--- WHAT IS BEING ASKED ---
An exact reproduction of all the entries is what the answer must contain.

:: DATA

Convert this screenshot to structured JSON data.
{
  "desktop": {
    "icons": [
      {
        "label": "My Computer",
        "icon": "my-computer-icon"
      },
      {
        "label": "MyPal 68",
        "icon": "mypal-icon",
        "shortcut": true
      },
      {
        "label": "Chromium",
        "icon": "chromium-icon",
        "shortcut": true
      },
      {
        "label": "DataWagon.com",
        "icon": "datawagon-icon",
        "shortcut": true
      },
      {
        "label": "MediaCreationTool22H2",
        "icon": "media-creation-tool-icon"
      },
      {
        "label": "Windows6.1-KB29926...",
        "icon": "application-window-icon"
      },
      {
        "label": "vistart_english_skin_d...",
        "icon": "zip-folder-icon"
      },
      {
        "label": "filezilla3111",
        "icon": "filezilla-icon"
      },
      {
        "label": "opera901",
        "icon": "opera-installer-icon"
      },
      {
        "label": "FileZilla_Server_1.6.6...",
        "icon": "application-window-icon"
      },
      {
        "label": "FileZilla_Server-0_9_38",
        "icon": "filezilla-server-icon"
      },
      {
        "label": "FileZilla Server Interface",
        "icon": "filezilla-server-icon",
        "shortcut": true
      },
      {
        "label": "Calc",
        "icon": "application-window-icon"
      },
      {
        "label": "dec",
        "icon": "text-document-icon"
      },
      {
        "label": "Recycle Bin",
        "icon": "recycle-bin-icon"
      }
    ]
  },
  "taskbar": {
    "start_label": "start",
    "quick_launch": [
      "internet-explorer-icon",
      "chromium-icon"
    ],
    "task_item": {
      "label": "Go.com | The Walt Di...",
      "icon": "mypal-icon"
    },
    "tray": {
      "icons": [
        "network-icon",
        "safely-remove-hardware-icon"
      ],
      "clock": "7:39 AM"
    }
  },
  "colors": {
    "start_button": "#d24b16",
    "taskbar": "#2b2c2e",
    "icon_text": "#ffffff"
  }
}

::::

--- EXERCISE RESPONSE ---
Convert this screenshot to structured JSON data.
{
  "desktop": {
    "icons": [
      {
        "label": "My Computer",
        "icon": "my-computer-icon"
      },
      {
        "label": "MyPal 68",
        "icon": "mypal-icon",
        "shortcut": true
      },
      {
        "label": "Chromium",
        "icon": "chromium-icon",
        "shortcut": true
      },
      {
        "label": "DataWagon.com",
        "icon": "datawagon-icon",
        "shortcut": true
      },
      {
        "label": "MediaCreationTool22H2",
        "icon": "media-creation-tool-icon"
      },
      {
        "label": "Windows6.1-KB29926...",
        "icon": "application-window-icon"
      },
      {
        "label": "vistart_english_skin_d...",
        "icon": "zip-folder-icon"
      },
      {
        "label": "filezilla3111",
        "icon": "filezilla-icon"
      },
      {
        "label": "opera901",
        "icon": "opera-installer-icon"
      },
      {
        "label": "FileZilla_Server_1.6.6...",
        "icon": "application-window-icon"
      },
      {
        "label": "FileZilla_Server-0_9_38",
        "icon": "filezilla-server-icon"
      },
      {
        "label": "FileZilla Server Interface",
        "icon": "filezilla-server-icon",
        "shortcut": true
      },
      {
        "label": "Calc",
        "icon": "application-window-icon"
      },
      {
        "label": "dec",
        "icon": "text-document-icon"
      },
      {
        "label": "Recycle Bin",
        "icon": "recycle-bin-icon"
      }
    ]
  },
  "taskbar": {
    "start_label": "start",
    "quick_launch": [
      "internet-explorer-icon",
      "chromium-icon"
    ],
    "task_item": {
      "label": "Go.com | The Walt Di...",
      "icon": "mypal-icon"
    },
    "tray": {
      "icons": [
        "network-icon",
        "safely-remove-hardware-icon"
      ],
      "clock": "7:39 AM"
    }
  },
  "colors": {
    "start_button": "#d24b16",
    "taskbar": "#2b2c2e",
    "icon_text": "#ffffff"
  }
}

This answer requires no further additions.